> _PROBLEM DESCRIPTION_
In the listing that follows, count the lines holding the word "from" and report only that number.

> _EXCERPTED DATA_
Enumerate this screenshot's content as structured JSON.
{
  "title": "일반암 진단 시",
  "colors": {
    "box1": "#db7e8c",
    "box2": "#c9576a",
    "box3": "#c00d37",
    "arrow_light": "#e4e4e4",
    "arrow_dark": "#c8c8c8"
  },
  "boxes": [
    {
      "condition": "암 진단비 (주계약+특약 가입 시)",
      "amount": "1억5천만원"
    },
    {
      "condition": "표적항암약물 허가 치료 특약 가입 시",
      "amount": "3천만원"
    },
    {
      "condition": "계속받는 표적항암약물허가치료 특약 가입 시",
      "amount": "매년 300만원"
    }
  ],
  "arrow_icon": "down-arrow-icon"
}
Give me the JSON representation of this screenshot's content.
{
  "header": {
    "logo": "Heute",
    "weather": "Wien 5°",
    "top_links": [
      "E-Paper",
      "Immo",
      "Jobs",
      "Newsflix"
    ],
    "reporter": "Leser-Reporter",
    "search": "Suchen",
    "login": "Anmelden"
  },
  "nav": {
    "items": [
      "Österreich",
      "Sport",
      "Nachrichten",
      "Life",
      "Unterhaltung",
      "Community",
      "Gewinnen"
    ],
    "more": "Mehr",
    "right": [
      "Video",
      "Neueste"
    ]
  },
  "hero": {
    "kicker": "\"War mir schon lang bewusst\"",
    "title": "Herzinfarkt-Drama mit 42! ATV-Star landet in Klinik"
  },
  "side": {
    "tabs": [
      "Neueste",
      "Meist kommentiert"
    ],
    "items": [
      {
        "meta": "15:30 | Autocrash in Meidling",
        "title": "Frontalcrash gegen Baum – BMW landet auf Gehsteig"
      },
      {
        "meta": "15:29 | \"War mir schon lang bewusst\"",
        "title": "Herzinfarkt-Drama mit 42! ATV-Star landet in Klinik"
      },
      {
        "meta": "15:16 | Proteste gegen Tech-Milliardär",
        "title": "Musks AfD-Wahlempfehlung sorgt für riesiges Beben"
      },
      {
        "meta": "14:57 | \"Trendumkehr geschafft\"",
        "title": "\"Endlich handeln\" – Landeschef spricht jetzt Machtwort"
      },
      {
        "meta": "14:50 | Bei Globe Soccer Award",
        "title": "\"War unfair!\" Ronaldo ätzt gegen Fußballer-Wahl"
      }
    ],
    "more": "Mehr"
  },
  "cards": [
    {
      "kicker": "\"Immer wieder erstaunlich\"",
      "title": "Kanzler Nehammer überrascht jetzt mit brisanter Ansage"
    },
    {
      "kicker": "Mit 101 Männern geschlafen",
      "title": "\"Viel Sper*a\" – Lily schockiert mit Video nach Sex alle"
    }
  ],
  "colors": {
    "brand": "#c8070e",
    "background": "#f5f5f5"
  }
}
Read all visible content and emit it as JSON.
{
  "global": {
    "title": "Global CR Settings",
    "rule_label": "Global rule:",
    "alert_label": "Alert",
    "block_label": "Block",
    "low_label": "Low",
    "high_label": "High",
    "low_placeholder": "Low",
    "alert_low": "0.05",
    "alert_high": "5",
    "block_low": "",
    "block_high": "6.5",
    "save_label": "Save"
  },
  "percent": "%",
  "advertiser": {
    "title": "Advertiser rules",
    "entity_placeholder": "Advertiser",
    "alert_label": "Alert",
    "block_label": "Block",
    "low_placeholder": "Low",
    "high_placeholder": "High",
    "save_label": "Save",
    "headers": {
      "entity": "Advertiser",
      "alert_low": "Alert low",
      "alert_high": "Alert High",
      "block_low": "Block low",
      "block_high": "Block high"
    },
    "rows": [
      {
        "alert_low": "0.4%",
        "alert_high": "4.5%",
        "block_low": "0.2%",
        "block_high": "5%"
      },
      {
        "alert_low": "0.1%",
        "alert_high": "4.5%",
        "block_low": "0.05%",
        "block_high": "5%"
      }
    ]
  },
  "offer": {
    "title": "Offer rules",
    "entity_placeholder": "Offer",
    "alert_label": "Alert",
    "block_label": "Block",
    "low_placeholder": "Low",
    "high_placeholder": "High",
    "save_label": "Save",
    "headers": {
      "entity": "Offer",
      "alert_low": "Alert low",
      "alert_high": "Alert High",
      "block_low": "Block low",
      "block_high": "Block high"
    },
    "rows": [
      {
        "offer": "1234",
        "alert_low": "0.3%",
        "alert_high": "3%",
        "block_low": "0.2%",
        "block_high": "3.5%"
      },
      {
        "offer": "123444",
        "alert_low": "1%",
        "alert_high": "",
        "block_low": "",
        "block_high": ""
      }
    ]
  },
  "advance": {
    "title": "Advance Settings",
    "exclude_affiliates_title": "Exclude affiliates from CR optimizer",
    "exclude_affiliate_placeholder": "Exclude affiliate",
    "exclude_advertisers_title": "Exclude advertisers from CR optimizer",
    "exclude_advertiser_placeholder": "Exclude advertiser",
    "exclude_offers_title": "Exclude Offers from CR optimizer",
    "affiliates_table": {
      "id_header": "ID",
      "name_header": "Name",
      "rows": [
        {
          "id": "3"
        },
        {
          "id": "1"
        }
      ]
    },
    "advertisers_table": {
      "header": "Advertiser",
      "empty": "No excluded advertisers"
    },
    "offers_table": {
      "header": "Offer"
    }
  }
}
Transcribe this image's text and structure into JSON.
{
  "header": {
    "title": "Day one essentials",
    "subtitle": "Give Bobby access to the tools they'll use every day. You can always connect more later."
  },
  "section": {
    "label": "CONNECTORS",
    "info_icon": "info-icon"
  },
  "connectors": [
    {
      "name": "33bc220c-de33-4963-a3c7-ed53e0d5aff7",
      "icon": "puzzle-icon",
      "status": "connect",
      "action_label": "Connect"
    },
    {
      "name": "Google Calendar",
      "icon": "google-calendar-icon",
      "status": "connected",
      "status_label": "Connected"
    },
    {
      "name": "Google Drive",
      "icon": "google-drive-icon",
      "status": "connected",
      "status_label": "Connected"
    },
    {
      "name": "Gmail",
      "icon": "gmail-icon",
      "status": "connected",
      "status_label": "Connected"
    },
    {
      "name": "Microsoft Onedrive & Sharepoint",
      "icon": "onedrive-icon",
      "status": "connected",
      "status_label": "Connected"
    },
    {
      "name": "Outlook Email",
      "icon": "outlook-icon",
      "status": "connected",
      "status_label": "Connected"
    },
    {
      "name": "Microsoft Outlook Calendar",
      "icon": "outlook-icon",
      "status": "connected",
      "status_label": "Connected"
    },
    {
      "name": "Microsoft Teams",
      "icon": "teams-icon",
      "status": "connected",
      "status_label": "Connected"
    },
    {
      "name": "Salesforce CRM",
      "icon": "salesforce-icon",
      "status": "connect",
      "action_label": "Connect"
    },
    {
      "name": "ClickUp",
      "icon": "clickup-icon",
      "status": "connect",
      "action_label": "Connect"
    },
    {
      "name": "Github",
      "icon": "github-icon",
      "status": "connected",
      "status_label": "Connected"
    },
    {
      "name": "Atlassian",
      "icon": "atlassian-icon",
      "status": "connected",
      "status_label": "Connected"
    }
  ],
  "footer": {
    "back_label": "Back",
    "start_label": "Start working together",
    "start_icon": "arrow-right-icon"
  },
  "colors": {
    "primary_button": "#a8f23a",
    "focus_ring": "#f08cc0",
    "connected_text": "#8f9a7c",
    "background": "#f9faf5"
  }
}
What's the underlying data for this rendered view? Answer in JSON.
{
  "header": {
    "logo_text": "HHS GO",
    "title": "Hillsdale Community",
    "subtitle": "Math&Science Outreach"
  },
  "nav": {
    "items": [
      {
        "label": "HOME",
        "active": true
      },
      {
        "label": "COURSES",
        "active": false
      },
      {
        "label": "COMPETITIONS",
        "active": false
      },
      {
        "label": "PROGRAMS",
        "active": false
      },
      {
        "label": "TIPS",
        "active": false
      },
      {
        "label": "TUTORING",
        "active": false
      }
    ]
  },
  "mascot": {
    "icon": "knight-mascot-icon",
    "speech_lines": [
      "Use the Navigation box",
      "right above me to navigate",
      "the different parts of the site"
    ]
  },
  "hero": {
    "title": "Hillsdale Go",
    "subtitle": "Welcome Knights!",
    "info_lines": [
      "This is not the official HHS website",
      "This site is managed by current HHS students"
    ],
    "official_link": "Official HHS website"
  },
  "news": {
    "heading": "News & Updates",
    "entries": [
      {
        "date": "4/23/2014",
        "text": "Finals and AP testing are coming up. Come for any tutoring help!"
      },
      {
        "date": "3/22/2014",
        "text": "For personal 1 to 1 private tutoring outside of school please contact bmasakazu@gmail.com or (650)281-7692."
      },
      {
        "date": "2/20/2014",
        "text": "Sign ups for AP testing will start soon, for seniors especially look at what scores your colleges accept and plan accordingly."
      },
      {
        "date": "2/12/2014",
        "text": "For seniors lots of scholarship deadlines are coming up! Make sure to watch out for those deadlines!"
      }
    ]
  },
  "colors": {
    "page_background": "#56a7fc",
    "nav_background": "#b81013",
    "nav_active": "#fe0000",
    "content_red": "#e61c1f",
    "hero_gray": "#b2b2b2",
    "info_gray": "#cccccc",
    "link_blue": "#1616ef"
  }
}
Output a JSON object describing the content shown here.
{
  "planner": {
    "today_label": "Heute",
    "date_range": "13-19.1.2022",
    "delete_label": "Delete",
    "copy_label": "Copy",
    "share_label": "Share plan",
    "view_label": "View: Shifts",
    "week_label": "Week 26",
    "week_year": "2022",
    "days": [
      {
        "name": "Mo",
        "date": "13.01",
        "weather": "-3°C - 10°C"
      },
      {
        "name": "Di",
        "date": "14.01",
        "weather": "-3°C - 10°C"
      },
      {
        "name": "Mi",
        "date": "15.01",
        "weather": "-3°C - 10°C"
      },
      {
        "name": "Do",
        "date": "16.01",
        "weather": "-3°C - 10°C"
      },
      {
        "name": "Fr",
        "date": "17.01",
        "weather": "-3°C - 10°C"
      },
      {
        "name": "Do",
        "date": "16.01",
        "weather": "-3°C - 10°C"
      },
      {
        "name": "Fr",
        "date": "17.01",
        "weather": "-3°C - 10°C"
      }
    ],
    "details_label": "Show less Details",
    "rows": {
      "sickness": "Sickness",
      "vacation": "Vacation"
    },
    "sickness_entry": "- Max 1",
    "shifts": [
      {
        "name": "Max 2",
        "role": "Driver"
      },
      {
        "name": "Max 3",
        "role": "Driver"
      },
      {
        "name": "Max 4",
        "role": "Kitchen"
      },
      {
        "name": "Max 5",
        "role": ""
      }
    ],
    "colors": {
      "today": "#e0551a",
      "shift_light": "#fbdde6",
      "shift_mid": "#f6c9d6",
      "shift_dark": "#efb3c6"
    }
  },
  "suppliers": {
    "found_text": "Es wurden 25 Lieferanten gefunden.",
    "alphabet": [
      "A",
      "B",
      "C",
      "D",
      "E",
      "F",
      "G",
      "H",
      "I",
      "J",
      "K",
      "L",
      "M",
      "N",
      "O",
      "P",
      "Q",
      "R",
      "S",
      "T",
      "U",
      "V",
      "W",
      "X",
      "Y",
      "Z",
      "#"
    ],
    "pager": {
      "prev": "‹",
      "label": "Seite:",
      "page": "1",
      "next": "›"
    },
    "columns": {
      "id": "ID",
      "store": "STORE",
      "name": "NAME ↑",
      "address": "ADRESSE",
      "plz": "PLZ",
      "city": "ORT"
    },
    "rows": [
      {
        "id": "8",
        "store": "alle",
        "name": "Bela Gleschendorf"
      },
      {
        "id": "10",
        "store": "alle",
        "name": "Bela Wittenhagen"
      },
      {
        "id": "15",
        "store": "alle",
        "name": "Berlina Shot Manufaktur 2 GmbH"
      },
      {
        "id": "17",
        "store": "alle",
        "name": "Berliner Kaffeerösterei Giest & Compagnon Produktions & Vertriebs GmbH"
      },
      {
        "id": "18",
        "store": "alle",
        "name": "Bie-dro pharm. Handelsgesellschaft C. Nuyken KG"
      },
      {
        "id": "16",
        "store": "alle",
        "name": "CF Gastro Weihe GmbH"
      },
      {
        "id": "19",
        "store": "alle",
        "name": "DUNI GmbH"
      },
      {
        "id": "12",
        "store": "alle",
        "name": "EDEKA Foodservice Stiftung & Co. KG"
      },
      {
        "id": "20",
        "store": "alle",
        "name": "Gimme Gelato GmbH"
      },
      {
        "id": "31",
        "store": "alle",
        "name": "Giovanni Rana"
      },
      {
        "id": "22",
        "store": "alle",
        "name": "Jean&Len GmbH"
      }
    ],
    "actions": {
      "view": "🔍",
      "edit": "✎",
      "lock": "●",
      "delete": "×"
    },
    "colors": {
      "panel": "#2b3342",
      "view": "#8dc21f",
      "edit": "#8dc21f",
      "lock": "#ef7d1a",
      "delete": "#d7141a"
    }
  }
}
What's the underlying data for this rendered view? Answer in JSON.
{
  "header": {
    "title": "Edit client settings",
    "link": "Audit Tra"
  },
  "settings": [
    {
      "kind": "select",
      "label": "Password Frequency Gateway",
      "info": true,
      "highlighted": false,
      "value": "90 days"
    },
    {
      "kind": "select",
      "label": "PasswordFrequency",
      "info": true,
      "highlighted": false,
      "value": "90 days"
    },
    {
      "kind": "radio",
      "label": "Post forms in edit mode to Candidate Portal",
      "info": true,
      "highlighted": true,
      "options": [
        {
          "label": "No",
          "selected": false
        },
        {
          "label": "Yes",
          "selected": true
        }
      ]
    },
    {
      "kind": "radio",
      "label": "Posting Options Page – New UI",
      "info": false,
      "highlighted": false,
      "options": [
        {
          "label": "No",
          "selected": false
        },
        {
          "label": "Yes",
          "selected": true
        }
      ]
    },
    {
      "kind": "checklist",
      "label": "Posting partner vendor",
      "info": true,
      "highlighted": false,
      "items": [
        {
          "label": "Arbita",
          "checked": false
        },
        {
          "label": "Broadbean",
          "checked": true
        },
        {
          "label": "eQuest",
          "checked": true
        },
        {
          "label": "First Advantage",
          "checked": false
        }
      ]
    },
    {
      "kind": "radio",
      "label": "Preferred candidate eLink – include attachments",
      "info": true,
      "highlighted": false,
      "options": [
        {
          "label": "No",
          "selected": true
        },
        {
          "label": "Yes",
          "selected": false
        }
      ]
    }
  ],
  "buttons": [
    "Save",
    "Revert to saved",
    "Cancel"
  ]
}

> _REPLY TO THE TASK_
3